• _ABOUT THIS TASK_
Lines holding the string "true" are the ones to copy; find them all in the data.

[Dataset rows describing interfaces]
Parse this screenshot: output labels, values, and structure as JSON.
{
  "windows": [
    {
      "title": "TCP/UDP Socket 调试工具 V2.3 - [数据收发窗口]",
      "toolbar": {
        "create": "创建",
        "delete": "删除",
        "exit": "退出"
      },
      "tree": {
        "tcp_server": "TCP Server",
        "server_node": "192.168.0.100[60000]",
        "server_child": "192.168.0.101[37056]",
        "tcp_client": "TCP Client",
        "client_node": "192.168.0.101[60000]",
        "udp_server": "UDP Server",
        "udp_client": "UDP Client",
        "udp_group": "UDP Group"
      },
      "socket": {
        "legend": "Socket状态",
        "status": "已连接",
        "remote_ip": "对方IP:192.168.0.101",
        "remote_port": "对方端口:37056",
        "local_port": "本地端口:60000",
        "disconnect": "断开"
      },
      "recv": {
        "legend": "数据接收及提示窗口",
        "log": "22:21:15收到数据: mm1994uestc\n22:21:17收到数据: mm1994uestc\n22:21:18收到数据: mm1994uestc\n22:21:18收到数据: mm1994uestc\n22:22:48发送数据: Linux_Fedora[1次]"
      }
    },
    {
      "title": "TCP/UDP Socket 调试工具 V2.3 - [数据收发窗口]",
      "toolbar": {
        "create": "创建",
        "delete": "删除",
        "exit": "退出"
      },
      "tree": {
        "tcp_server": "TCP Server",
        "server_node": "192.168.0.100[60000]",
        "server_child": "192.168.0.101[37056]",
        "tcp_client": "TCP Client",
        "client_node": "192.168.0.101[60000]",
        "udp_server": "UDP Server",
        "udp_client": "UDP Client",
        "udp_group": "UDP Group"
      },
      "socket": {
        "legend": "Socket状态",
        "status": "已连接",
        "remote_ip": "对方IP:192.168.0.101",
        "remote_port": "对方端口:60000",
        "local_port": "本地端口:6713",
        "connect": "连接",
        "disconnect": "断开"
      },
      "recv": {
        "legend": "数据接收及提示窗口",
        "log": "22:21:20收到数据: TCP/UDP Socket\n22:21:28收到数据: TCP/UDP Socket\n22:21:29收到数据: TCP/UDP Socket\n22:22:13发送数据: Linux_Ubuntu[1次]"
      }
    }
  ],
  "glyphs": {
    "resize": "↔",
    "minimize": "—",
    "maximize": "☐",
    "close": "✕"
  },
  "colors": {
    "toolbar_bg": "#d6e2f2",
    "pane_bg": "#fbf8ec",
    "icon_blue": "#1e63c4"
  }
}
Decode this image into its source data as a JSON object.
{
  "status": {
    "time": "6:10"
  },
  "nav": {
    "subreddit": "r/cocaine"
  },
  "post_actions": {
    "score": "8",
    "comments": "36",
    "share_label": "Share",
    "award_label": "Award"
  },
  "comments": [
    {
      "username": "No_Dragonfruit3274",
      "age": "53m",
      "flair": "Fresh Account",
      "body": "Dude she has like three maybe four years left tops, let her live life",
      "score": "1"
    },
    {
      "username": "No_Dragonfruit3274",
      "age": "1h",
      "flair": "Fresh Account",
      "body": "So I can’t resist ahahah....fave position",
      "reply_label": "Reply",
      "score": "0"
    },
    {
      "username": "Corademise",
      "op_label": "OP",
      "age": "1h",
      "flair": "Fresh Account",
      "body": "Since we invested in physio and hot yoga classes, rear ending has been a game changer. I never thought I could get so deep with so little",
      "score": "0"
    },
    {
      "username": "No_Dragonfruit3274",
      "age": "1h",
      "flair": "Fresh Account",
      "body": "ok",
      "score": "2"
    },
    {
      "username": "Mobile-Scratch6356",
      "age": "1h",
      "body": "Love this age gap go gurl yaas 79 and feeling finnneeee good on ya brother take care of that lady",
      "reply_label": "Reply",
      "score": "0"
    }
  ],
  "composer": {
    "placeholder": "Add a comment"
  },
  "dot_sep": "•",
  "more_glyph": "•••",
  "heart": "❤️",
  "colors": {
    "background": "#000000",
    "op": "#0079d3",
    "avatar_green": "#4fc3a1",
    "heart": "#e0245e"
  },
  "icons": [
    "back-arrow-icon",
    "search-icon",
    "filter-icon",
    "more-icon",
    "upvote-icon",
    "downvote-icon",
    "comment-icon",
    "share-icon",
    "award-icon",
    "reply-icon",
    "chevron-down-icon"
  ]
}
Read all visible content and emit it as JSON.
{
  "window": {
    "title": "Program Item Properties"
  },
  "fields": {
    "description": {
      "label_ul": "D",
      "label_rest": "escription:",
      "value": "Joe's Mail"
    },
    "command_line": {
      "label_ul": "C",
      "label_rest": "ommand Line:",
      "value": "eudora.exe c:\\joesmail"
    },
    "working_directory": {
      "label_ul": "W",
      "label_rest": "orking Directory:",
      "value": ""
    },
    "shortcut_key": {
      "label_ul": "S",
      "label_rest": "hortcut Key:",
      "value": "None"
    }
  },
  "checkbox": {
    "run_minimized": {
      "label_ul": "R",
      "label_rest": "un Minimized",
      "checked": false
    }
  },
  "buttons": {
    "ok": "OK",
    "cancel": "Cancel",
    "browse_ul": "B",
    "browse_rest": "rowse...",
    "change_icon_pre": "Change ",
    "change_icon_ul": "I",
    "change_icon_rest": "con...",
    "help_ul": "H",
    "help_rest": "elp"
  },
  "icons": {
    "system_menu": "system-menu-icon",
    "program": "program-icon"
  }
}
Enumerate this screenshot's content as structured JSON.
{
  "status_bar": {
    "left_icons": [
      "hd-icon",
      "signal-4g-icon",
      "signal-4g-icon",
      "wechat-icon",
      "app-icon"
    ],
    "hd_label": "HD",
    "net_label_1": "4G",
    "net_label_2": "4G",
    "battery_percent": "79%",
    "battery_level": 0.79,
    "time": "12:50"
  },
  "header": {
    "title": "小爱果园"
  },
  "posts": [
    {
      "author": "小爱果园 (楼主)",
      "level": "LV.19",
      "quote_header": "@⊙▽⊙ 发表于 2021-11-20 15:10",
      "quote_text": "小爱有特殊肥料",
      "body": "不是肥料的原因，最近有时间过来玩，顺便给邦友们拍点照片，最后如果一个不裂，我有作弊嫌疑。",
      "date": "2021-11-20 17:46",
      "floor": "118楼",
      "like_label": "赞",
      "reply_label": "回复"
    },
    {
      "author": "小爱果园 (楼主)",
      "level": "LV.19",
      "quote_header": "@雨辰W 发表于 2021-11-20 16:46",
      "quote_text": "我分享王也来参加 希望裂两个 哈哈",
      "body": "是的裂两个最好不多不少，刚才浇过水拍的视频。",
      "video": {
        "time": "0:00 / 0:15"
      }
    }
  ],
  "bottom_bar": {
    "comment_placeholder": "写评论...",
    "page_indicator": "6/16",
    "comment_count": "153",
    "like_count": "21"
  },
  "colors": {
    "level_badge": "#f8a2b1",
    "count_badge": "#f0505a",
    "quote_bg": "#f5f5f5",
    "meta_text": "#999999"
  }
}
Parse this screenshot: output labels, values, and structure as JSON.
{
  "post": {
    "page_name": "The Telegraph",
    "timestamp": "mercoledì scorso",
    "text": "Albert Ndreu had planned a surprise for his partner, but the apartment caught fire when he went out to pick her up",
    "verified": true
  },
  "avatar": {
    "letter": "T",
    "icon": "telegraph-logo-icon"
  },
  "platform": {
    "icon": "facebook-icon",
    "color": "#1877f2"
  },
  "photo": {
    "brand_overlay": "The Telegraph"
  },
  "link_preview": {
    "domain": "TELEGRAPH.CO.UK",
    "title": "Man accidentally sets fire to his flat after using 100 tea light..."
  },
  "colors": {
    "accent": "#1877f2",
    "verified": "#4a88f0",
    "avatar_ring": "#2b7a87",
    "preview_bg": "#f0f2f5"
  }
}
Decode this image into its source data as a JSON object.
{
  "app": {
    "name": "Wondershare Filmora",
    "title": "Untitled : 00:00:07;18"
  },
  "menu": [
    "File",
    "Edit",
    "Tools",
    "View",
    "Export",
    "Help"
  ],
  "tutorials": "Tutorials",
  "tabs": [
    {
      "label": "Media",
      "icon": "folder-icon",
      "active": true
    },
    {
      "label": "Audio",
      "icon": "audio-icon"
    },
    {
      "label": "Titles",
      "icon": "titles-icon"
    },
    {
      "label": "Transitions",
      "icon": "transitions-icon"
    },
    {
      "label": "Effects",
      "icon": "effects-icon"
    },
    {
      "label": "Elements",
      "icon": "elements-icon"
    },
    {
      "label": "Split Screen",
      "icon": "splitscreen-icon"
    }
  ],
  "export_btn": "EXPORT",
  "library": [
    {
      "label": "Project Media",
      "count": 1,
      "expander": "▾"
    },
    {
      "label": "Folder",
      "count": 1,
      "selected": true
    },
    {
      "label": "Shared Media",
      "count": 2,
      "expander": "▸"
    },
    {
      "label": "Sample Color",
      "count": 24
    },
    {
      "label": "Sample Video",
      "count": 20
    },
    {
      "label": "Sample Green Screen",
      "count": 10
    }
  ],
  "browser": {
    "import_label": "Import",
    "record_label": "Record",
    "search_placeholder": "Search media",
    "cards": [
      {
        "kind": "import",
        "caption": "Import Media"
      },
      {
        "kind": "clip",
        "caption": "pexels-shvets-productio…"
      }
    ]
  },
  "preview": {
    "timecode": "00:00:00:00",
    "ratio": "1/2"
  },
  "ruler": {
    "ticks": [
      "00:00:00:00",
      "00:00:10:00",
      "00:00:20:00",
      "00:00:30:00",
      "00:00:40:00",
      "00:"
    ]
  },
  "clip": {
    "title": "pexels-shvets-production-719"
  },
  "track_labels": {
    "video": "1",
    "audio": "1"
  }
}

• _THE ANSWER_
    "verified": true
      "active": true
      "selected": true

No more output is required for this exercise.